If you were injured due to another person’s negligent actions, you may be able to file a personal injury lawsuit to recover compensation for damages you suffered from your injuries. The types of damages that are available in a personal injury claim can vary depending on the type of case, the injury to the victim, and the laws of the state. Generally speaking, there are two kinds of damages: actual or compensatory damages and punitive damages.
In Florida, a plaintiff in a personal injury case may obtain actual (compensatory) damages. Compensatory damages are awarded for the loss, injury to a person caused by the negligence of another. The objective of compensatory damages is to make the injured party whole to the extent that it is possible to measure an injury in terms of money. Damages in negligence actions are measured by comparing the condition the plaintiff would have been in had the defendants not been negligent with plaintiff’s impaired condition as a result of the negligence.
Damages Available in a Teen Driver Car Accident Cases
Aside from the emotional turmoil and stress, you could also be dealing with the complication of physical injuries, damages to property (e.g. car or home), and the insurance company’s failure to accept responsibility. Our injury attorneys at Suarez & Montero can help you in all of these situations by helping you ensure that you receive the proper treatment that you deserve. Among the damages that you may seek compensation for, include, but are not limited to:
- Current and future medical expenses
- Lost wages
- Loss of future earning capacity
- Property damage
- Pain and suffering
- Loss of intimacy and support
Contact Our Experienced Miami Teen Driver Accident Lawyers
If you have additional questions about a teen accident case, you should contact an experienced Miami teen car accident attorney today! The attorneys at Suarez & Montero protect your rights, understand how the car accident claims process works, and know how to present a strong personal injury claim. The injury attorneys at Suarez & Montero encourage you to reach out so that we can explain more about the different ways that our law firm and attorneys can provide legal help and guidance after an auto accident.
Make an appointment with us at one of our many locations. Remember, we work on a contingency basis so you will owe us nothing If we are unable to obtain successful results for your case. The attorneys at Suarez & Montero can meet with you to discuss further. always available to talk with you and answer your questions. Our skillful attorneys are genuinely committed to our clients. We will fight to make sure that you get the maximum amount of compensation owed to you. Let us help you get the medical care you need and fight to make sure you are compensated for your injuries! Our attorneys are ready to provide proven legal representation in pursuing your claim and stand ready to protect your rights.
We are available 24/7 to give you a free, no risk case consultation.
Frequently Asked Questions
According to the Florida Department of Highway Safety and Motor Vehicles, young drivers ages 15 to 20 were involved in 63,591 accidents in the most recent year of traffic data. That number represents 16 percent of all traffic accidents in Florida that year. Young drivers were involved in 15,471 crashes involving injuries.

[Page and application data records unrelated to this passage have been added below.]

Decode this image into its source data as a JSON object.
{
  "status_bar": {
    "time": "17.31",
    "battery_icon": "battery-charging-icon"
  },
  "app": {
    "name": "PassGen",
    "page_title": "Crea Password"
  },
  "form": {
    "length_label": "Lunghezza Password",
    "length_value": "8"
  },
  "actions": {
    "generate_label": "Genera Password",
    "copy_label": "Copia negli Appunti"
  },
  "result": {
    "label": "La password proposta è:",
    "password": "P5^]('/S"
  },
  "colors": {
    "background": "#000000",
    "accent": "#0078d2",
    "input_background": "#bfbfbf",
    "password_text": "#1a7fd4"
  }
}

To establish negligence in Florida, a plaintiff must show that
(1) the defendant owed a duty to the plaintiff;
(2) the defendant breached the duty;
(3) the breach was the actual and proximate cause of the plaintiff’s injuries; and
(4) as a result the plaintiff suffered damages. A duty is the obligation to protect another against unreasonable risk of injury. A duty is breached when the defendant fails to meet such obligation.
Yes, under Florida’s Dram Shop Act, a person who willfully and unlawfully sells or furnishes alcoholic beverages to a person who is not of lawful drinking age may be liable for injury or damage caused by or resulting from the intoxication of such minor. A bar has a legal duty to refrain from serving alcoholic beverages to minors, and a breach of that duty may subject the bar to liability for injuries caused by an intoxicated minor.